The Premier League season resumed on Wednesday evening and there was a moment of great unity demonstrated from the division’s stars.
Aston Villa took on Sheffield United in the earlier game, and every player from both teams knelt down and “took the knee” to show their support for the Black Lives Matter movement.
Following the tragic death of American citizen George Floyd at the hands of a police officer in late May, the Black Lives Matter campaign has received deserved publicity in recent weeks.
Floyd died as a result of a white police officer holding his knee on the unarmed black man’s neck for almost nine minutes.
“Black Lives Matter” has replaced each players’ name on the back of their shirts for the first round of fixtures since the Premier League’s resumption.
What does “taking the knee” mean?
In 2016, American football star Colin Kaepernick knelt during the United States’ national anthem in the build-up to the San Francisco 49ers’ match against San Diego Chargers.
This powerful act was performed to protest against police brutality against black people in the US.
The 32-year-old was then frozen out of the NFL for disrespecting the country’s national anthem and has not been signed by a team since.
However, with such powerful protests all over the world since the death of Floyd - clubs may be more willing to sign Kaepernick now.
What’s happened in the Premier League?
As referee Michael Oliver blew his whistle to signal the start of the match between Villa and the Blades; every player, staff member and match official took a knee to show their support of the movement.

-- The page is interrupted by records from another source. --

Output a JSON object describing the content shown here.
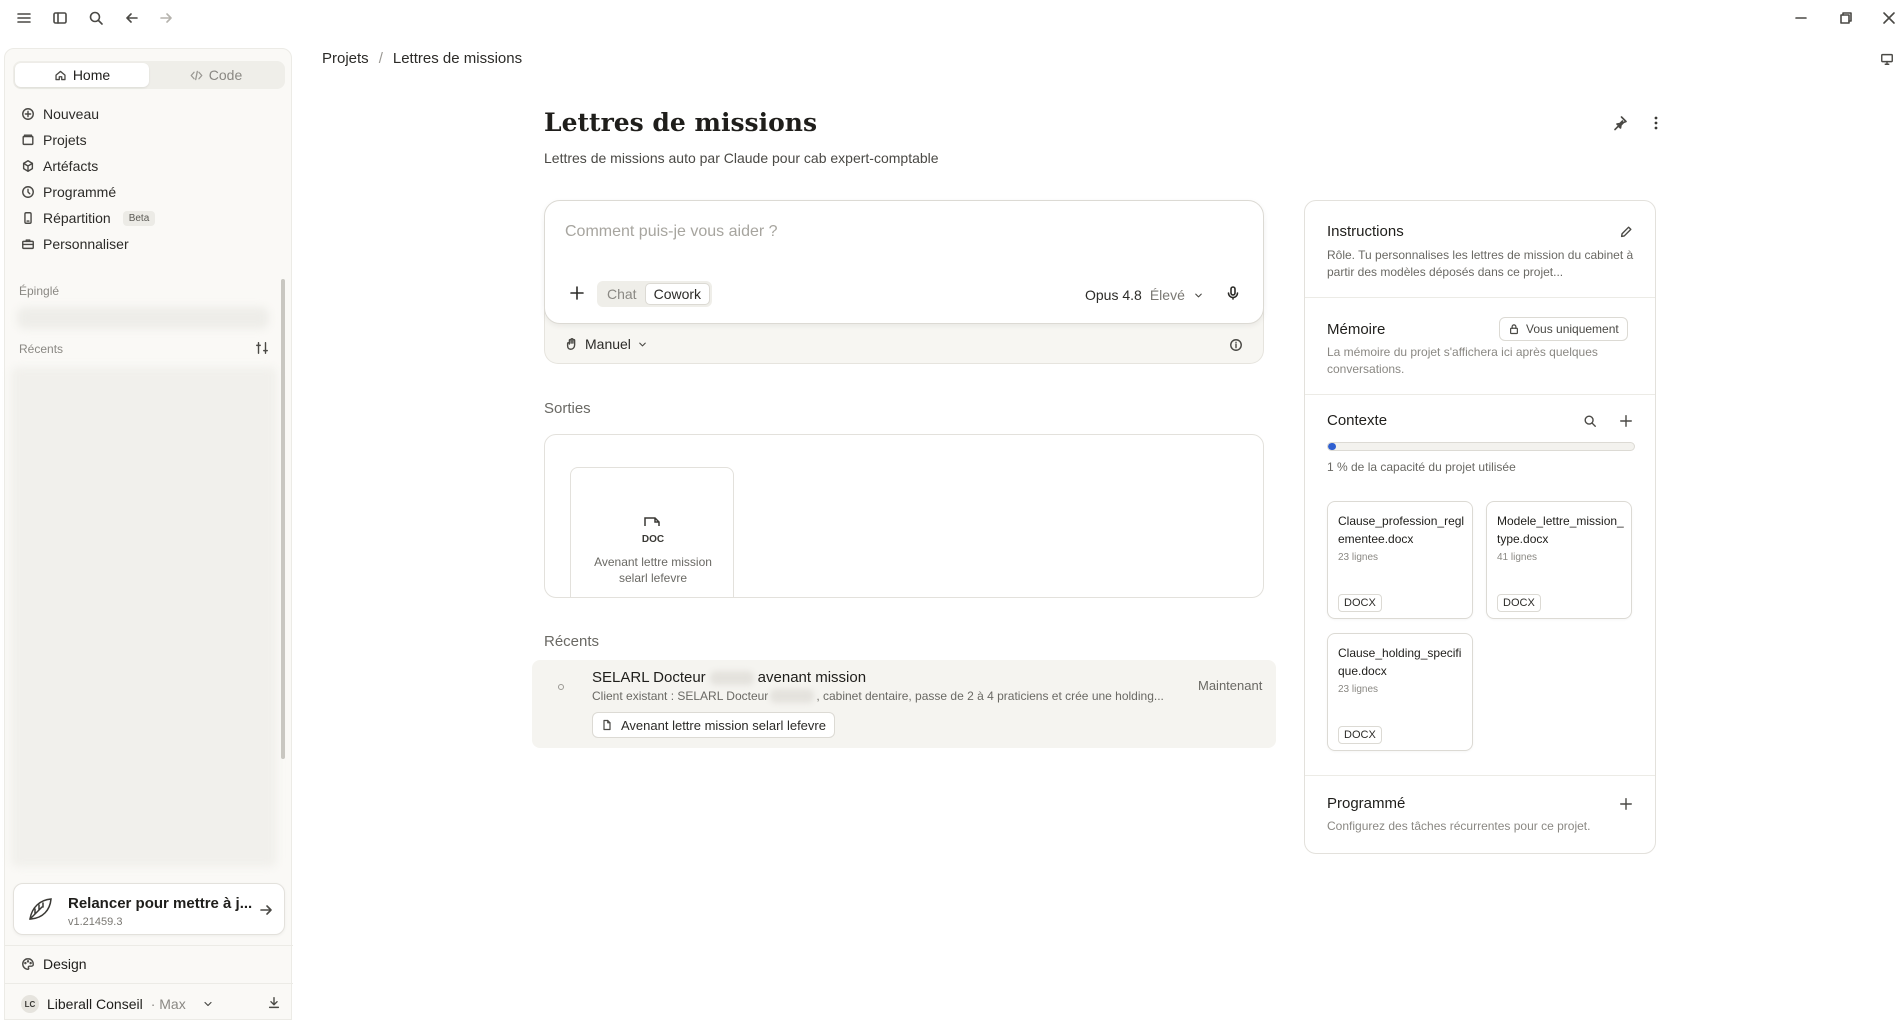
{
  "sidebar": {
    "tabs": [
      {
        "label": "Home"
      },
      {
        "label": "Code"
      }
    ],
    "nav": [
      {
        "label": "Nouveau",
        "icon": "plus-icon"
      },
      {
        "label": "Projets",
        "icon": "folder-icon"
      },
      {
        "label": "Artéfacts",
        "icon": "artifacts-icon"
      },
      {
        "label": "Programmé",
        "icon": "clock-icon"
      },
      {
        "label": "Répartition",
        "icon": "phone-icon",
        "badge": "Beta"
      },
      {
        "label": "Personnaliser",
        "icon": "briefcase-icon"
      }
    ],
    "pinned_label": "Épinglé",
    "recents_label": "Récents",
    "update": {
      "title": "Relancer pour mettre à j...",
      "version": "v1.21459.3"
    },
    "design_label": "Design",
    "user": {
      "initials": "LC",
      "name": "Liberall Conseil",
      "plan": "· Max"
    }
  },
  "breadcrumb": {
    "parent": "Projets",
    "separator": "/",
    "current": "Lettres de missions"
  },
  "project": {
    "title": "Lettres de missions",
    "subtitle": "Lettres de missions auto par Claude pour cab expert-comptable"
  },
  "composer": {
    "placeholder": "Comment puis-je vous aider ?",
    "modes": [
      {
        "label": "Chat",
        "active": false
      },
      {
        "label": "Cowork",
        "active": true
      }
    ],
    "model": "Opus 4.8",
    "effort": "Élevé",
    "permission": "Manuel"
  },
  "outputs": {
    "heading": "Sorties",
    "items": [
      {
        "type": "DOC",
        "name": "Avenant lettre mission selarl lefevre"
      }
    ]
  },
  "recents": {
    "heading": "Récents",
    "items": [
      {
        "title_start": "SELARL Docteur",
        "title_end": "avenant mission",
        "desc_start": "Client existant : SELARL Docteur",
        "desc_end": ", cabinet dentaire, passe de 2 à 4 praticiens et crée une holding...",
        "time": "Maintenant",
        "attachment": "Avenant lettre mission selarl lefevre"
      }
    ]
  },
  "panel": {
    "instructions": {
      "title": "Instructions",
      "text": "Rôle. Tu personnalises les lettres de mission du cabinet à partir des modèles déposés dans ce projet..."
    },
    "memory": {
      "title": "Mémoire",
      "badge": "Vous uniquement",
      "text": "La mémoire du projet s'affichera ici après quelques conversations."
    },
    "context": {
      "title": "Contexte",
      "capacity_text": "1 % de la capacité du projet utilisée",
      "capacity_fraction": 0.01,
      "files": [
        {
          "name": "Clause_profession_reglementee.docx",
          "lines": "23 lignes",
          "type": "DOCX"
        },
        {
          "name": "Modele_lettre_mission_type.docx",
          "lines": "41 lignes",
          "type": "DOCX"
        },
        {
          "name": "Clause_holding_specifique.docx",
          "lines": "23 lignes",
          "type": "DOCX"
        }
      ]
    },
    "scheduled": {
      "title": "Programmé",
      "text": "Configurez des tâches récurrentes pour ce projet."
    }
  },
  "colors": {
    "accent": "#2f5fd0",
    "background": "#ffffff",
    "sidebar": "#faf9f6"
  }
}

Both clubs issued a joint statement saying they “were proud to stand in solidarity” after the show of support.
The same happened in the evening’s later game between Manchester City and Arsenal at the Etihad Stadium.
The remaining matches of the first round of the fixtures are expected to do the same once the referee blows the whistle.

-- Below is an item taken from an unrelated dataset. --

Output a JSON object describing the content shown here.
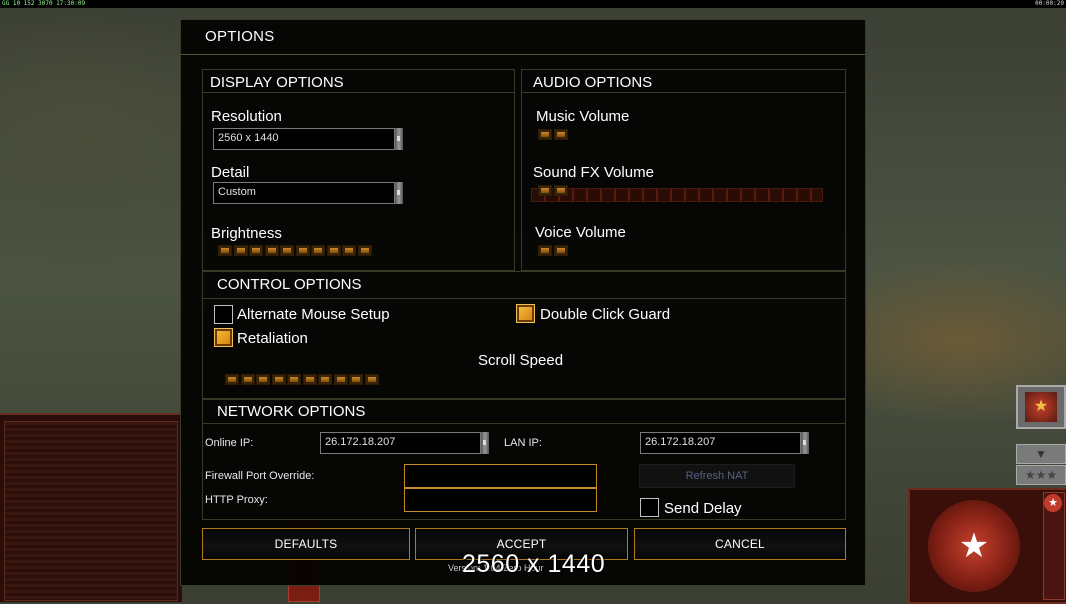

What’s been said about it?
Manchester City forward Raheem Sterling believes players kneeling together was a “massive step” and it shows they’re going in the right direction.

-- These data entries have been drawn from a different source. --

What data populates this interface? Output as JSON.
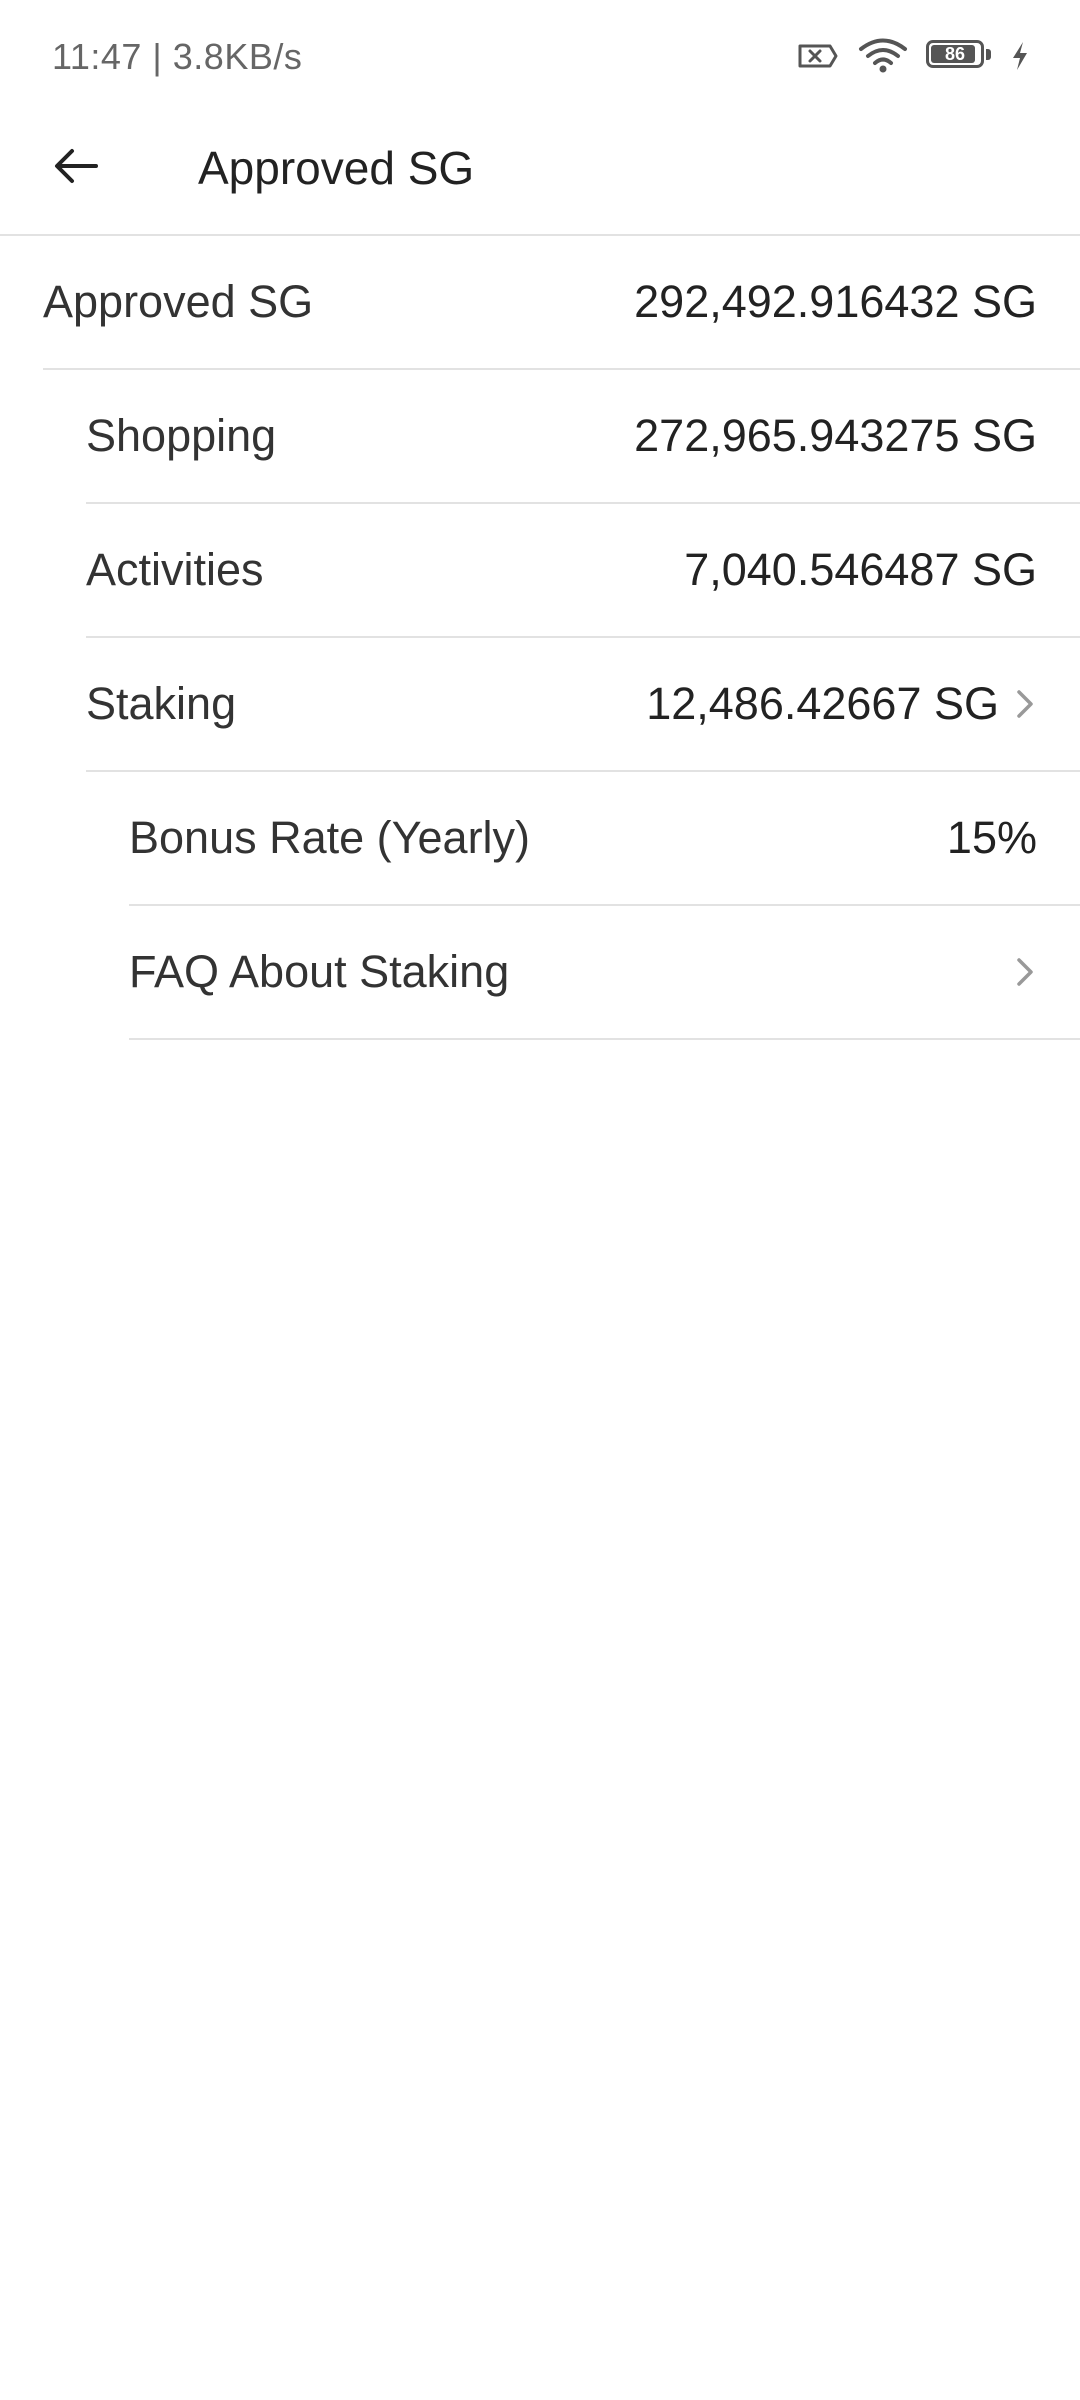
{
  "status_bar": {
    "time_speed": "11:47 | 3.8KB/s",
    "battery_level": "86",
    "icons": [
      "sim-off-icon",
      "wifi-icon",
      "battery-icon",
      "charging-icon"
    ]
  },
  "header": {
    "title": "Approved SG",
    "back_icon": "back-arrow-icon"
  },
  "rows": {
    "approved": {
      "label": "Approved SG",
      "value": "292,492.916432 SG"
    },
    "shopping": {
      "label": "Shopping",
      "value": "272,965.943275 SG"
    },
    "activities": {
      "label": "Activities",
      "value": "7,040.546487 SG"
    },
    "staking": {
      "label": "Staking",
      "value": "12,486.42667 SG"
    },
    "bonus_rate": {
      "label": "Bonus Rate (Yearly)",
      "value": "15%"
    },
    "faq": {
      "label": "FAQ About Staking"
    }
  },
  "colors": {
    "text_primary": "#222222",
    "text_secondary": "#666666",
    "divider": "#e2e2e2",
    "chevron": "#999999",
    "background": "#ffffff"
  }
}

“It shows we’re going in the right direction,” the City star said to Sky Sports.
“Little by little, we’re seeing change. It was natural, it was organic. We saw the teams do it in the earlier kick-off and thought it was something we had to do as well.”
Man City boss Pep Guardiola said following his side’s victory over the Gunners: “White people should say sorry for the way we have treated black people for 400 years. I am ashamed of what we have done to black people around the world.
“It is not only in the USA where it has happened. The problem is everywhere. Maybe for our generation, it is too late but for the following generations, they can understand the only race is ourselves. We are human beings. It doesn’t matter the colour of our skin.”
Former City defender Micah Richards was delighted to see everyone showing their unity and solidarity over the matter.
“It’s massive, taking a knee. We don’t know the power of football, of sports, and to see all the players doing it, it was absolutely fantastic,” Richards said on Sky Sports.
“I hope everyone’s watching across the world. We know there’s a lot of injustice that has happened, but it’s just great to see that from the players.”
Former Crystal Palace striker Clinton Morrison admitted the decision to take the knee from everyone involved in both games “touched his heart”.
Morrison said to BBC Radio 5 Live: “That touched my heart. I didn’t expect that. It was magnificent. Credit to both sets of players and staff.”